Abstract ideas and pure methods of doing business have for some time been excluded from patentability in the United States.
On 19th June 2014 the United States Supreme Court handed down its Decision in Alice Corp. v CLS Bank International, which involved a method for performing a financial transaction, and has unanimously ruled that abstract ideas and business methods, even when implemented on a computer system, will still not be eligible for patent protection.
As Justice Clarence Thomas said in the Decision, “…merely requiring generic computer implementation fails to transform that abstract idea into a patent-eligible invention.”
The Decision would appear to bring United States practice ever so slightly more into line with what has been settled procedure at the European Patent Office for some time, in particular, that a software invention to qualify for patent protection must have technical character and provide a non-obvious solution to an underlying technical problem – that is, patents are reserved for software which provides a technically innovative effect.
Quite what is considered to be sufficiently technical, and therefore patent eligible in the United States following the Decision, will be something we shall continue to closely monitor.

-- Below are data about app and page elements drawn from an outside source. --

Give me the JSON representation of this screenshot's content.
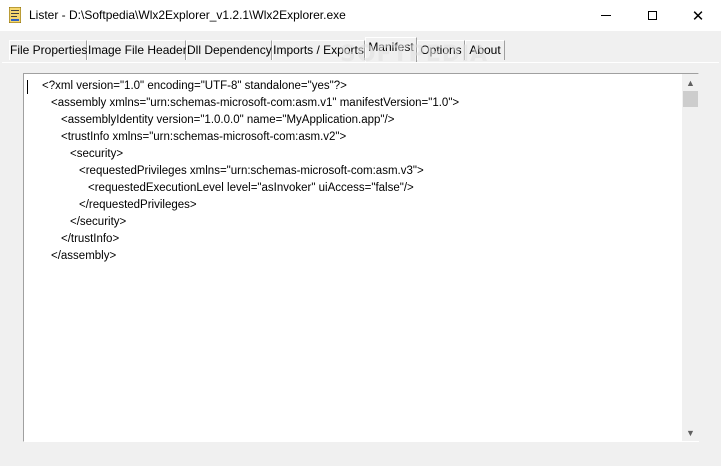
{
  "window": {
    "title": "Lister - D:\\Softpedia\\Wlx2Explorer_v1.2.1\\Wlx2Explorer.exe",
    "icon": "lister-app-icon",
    "controls": {
      "minimize_icon": "minimize-icon",
      "maximize_icon": "maximize-icon",
      "close_glyph": "✕"
    }
  },
  "tabs": [
    {
      "label": "File Properties",
      "active": false
    },
    {
      "label": "Image File Header",
      "active": false
    },
    {
      "label": "Dll Dependency",
      "active": false
    },
    {
      "label": "Imports / Exports",
      "active": false
    },
    {
      "label": "Manifest",
      "active": true
    },
    {
      "label": "Options",
      "active": false
    },
    {
      "label": "About",
      "active": false
    }
  ],
  "watermark": "SOFTPEDIA",
  "manifest": {
    "lines": [
      "<?xml version=\"1.0\" encoding=\"UTF-8\" standalone=\"yes\"?>",
      "<assembly xmlns=\"urn:schemas-microsoft-com:asm.v1\" manifestVersion=\"1.0\">",
      "<assemblyIdentity version=\"1.0.0.0\" name=\"MyApplication.app\"/>",
      "<trustInfo xmlns=\"urn:schemas-microsoft-com:asm.v2\">",
      "<security>",
      "<requestedPrivileges xmlns=\"urn:schemas-microsoft-com:asm.v3\">",
      "<requestedExecutionLevel level=\"asInvoker\" uiAccess=\"false\"/>",
      "</requestedPrivileges>",
      "</security>",
      "</trustInfo>",
      "</assembly>"
    ]
  },
  "scrollbar": {
    "up_arrow": "▲",
    "down_arrow": "▼"
  },
  "colors": {
    "window_bg": "#f0f0f0",
    "editor_bg": "#ffffff",
    "scroll_thumb": "#cdcdcd"
  }
}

If you have developed an innovative software application and would like advice on whether it can be protected with a patent, please contact Jonathan White on 01-6763465 or firstname.lastname@example.org.